Dataset rows describing interfaces
::::::
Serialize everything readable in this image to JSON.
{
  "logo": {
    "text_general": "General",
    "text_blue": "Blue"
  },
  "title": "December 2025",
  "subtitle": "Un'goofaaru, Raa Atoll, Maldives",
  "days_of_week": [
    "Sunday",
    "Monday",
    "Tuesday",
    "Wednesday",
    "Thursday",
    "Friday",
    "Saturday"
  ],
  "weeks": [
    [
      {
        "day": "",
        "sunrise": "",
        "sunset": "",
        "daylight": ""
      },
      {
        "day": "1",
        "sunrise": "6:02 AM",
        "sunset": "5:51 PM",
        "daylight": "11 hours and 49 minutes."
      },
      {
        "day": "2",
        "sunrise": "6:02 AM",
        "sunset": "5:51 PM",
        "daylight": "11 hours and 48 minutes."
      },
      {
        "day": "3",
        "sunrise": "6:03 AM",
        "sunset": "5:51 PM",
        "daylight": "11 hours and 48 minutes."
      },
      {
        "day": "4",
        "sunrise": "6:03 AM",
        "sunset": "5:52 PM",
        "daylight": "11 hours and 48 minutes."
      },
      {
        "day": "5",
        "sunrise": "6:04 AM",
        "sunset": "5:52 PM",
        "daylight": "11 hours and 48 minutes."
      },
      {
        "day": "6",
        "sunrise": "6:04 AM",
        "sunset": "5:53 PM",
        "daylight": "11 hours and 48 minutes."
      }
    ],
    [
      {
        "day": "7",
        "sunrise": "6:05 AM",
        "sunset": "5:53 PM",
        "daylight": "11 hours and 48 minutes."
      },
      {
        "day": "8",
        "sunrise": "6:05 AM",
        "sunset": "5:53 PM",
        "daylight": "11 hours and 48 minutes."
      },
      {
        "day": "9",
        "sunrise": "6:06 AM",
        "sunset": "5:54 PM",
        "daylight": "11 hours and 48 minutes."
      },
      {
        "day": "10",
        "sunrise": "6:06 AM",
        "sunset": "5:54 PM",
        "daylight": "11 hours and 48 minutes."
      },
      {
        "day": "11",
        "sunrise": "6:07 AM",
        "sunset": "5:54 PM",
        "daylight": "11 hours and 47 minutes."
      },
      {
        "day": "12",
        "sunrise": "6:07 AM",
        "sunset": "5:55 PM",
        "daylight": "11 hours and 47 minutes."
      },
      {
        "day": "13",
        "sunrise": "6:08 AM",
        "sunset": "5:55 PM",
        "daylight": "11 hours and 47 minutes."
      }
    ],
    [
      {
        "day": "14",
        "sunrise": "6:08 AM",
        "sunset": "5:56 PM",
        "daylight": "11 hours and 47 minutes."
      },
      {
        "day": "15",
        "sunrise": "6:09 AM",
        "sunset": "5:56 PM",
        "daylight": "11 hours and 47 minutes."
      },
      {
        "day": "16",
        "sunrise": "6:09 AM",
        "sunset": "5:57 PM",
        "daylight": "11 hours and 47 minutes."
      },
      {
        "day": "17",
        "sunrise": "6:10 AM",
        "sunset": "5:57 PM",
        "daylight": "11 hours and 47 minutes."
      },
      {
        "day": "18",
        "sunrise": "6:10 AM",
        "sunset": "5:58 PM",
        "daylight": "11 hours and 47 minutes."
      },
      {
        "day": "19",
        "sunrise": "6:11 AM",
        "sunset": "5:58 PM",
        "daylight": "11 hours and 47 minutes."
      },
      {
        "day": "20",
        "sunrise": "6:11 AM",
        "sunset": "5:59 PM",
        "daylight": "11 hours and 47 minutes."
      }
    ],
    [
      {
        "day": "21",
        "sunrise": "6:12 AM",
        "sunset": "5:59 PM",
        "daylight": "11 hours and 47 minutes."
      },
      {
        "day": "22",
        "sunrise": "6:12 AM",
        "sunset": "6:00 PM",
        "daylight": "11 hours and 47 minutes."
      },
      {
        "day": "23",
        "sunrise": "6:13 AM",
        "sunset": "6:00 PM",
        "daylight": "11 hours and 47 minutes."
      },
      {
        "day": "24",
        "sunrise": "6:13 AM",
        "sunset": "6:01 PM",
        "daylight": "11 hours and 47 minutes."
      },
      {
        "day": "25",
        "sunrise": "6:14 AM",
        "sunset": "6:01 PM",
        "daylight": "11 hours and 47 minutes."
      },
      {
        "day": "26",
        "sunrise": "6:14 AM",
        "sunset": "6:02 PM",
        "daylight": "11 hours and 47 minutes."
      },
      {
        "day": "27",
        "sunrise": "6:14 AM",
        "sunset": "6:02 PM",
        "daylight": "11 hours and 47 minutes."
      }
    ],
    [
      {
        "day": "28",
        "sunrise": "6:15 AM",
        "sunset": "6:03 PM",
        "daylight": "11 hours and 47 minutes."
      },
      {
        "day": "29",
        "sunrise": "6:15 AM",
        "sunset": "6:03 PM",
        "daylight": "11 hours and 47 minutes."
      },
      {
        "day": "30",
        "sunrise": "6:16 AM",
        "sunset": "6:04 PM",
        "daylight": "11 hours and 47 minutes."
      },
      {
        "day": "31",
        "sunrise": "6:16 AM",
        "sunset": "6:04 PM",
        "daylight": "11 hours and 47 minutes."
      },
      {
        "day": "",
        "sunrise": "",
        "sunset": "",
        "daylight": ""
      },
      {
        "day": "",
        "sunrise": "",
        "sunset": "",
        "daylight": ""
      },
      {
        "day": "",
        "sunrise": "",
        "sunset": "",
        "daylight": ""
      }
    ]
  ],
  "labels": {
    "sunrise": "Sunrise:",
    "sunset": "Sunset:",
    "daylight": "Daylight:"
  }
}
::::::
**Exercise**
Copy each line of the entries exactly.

**Solution to this problem**
Serialize everything readable in this image to JSON.
{
  "logo": {
    "text_general": "General",
    "text_blue": "Blue"
  },
  "title": "December 2025",
  "subtitle": "Un'goofaaru, Raa Atoll, Maldives",
  "days_of_week": [
    "Sunday",
    "Monday",
    "Tuesday",
    "Wednesday",
    "Thursday",
    "Friday",
    "Saturday"
  ],
  "weeks": [
    [
      {
        "day": "",
        "sunrise": "",
        "sunset": "",
        "daylight": ""
      },
      {
        "day": "1",
        "sunrise": "6:02 AM",
        "sunset": "5:51 PM",
        "daylight": "11 hours and 49 minutes."
      },
      {
        "day": "2",
        "sunrise": "6:02 AM",
        "sunset": "5:51 PM",
        "daylight": "11 hours and 48 minutes."
      },
      {
        "day": "3",
        "sunrise": "6:03 AM",
        "sunset": "5:51 PM",
        "daylight": "11 hours and 48 minutes."
      },
      {
        "day": "4",
        "sunrise": "6:03 AM",
        "sunset": "5:52 PM",
        "daylight": "11 hours and 48 minutes."
      },
      {
        "day": "5",
        "sunrise": "6:04 AM",
        "sunset": "5:52 PM",
        "daylight": "11 hours and 48 minutes."
      },
      {
        "day": "6",
        "sunrise": "6:04 AM",
        "sunset": "5:53 PM",
        "daylight": "11 hours and 48 minutes."
      }
    ],
    [
      {
        "day": "7",
        "sunrise": "6:05 AM",
        "sunset": "5:53 PM",
        "daylight": "11 hours and 48 minutes."
      },
      {
        "day": "8",
        "sunrise": "6:05 AM",
        "sunset": "5:53 PM",
        "daylight": "11 hours and 48 minutes."
      },
      {
        "day": "9",
        "sunrise": "6:06 AM",
        "sunset": "5:54 PM",
        "daylight": "11 hours and 48 minutes."
      },
      {
        "day": "10",
        "sunrise": "6:06 AM",
        "sunset": "5:54 PM",
        "daylight": "11 hours and 48 minutes."
      },
      {
        "day": "11",
        "sunrise": "6:07 AM",
        "sunset": "5:54 PM",
        "daylight": "11 hours and 47 minutes."
      },
      {
        "day": "12",
        "sunrise": "6:07 AM",
        "sunset": "5:55 PM",
        "daylight": "11 hours and 47 minutes."
      },
      {
        "day": "13",
        "sunrise": "6:08 AM",
        "sunset": "5:55 PM",
        "daylight": "11 hours and 47 minutes."
      }
    ],
    [
      {
        "day": "14",
        "sunrise": "6:08 AM",
        "sunset": "5:56 PM",
        "daylight": "11 hours and 47 minutes."
      },
      {
        "day": "15",
        "sunrise": "6:09 AM",
        "sunset": "5:56 PM",
        "daylight": "11 hours and 47 minutes."
      },
      {
        "day": "16",
        "sunrise": "6:09 AM",
        "sunset": "5:57 PM",
        "daylight": "11 hours and 47 minutes."
      },
      {
        "day": "17",
        "sunrise": "6:10 AM",
        "sunset": "5:57 PM",
        "daylight": "11 hours and 47 minutes."
      },
      {
        "day": "18",
        "sunrise": "6:10 AM",
        "sunset": "5:58 PM",
        "daylight": "11 hours and 47 minutes."
      },
      {
        "day": "19",
        "sunrise": "6:11 AM",
        "sunset": "5:58 PM",
        "daylight": "11 hours and 47 minutes."
      },
      {
        "day": "20",
        "sunrise": "6:11 AM",
        "sunset": "5:59 PM",
        "daylight": "11 hours and 47 minutes."
      }
    ],
    [
      {
        "day": "21",
        "sunrise": "6:12 AM",
        "sunset": "5:59 PM",
        "daylight": "11 hours and 47 minutes."
      },
      {
        "day": "22",
        "sunrise": "6:12 AM",
        "sunset": "6:00 PM",
        "daylight": "11 hours and 47 minutes."
      },
      {
        "day": "23",
        "sunrise": "6:13 AM",
        "sunset": "6:00 PM",
        "daylight": "11 hours and 47 minutes."
      },
      {
        "day": "24",
        "sunrise": "6:13 AM",
        "sunset": "6:01 PM",
        "daylight": "11 hours and 47 minutes."
      },
      {
        "day": "25",
        "sunrise": "6:14 AM",
        "sunset": "6:01 PM",
        "daylight": "11 hours and 47 minutes."
      },
      {
        "day": "26",
        "sunrise": "6:14 AM",
        "sunset": "6:02 PM",
        "daylight": "11 hours and 47 minutes."
      },
      {
        "day": "27",
        "sunrise": "6:14 AM",
        "sunset": "6:02 PM",
        "daylight": "11 hours and 47 minutes."
      }
    ],
    [
      {
        "day": "28",
        "sunrise": "6:15 AM",
        "sunset": "6:03 PM",
        "daylight": "11 hours and 47 minutes."
      },
      {
        "day": "29",
        "sunrise": "6:15 AM",
        "sunset": "6:03 PM",
        "daylight": "11 hours and 47 minutes."
      },
      {
        "day": "30",
        "sunrise": "6:16 AM",
        "sunset": "6:04 PM",
        "daylight": "11 hours and 47 minutes."
      },
      {
        "day": "31",
        "sunrise": "6:16 AM",
        "sunset": "6:04 PM",
        "daylight": "11 hours and 47 minutes."
      },
      {
        "day": "",
        "sunrise": "",
        "sunset": "",
        "daylight": ""
      },
      {
        "day": "",
        "sunrise": "",
        "sunset": "",
        "daylight": ""
      },
      {
        "day": "",
        "sunrise": "",
        "sunset": "",
        "daylight": ""
      }
    ]
  ],
  "labels": {
    "sunrise": "Sunrise:",
    "sunset": "Sunset:",
    "daylight": "Daylight:"
  }
}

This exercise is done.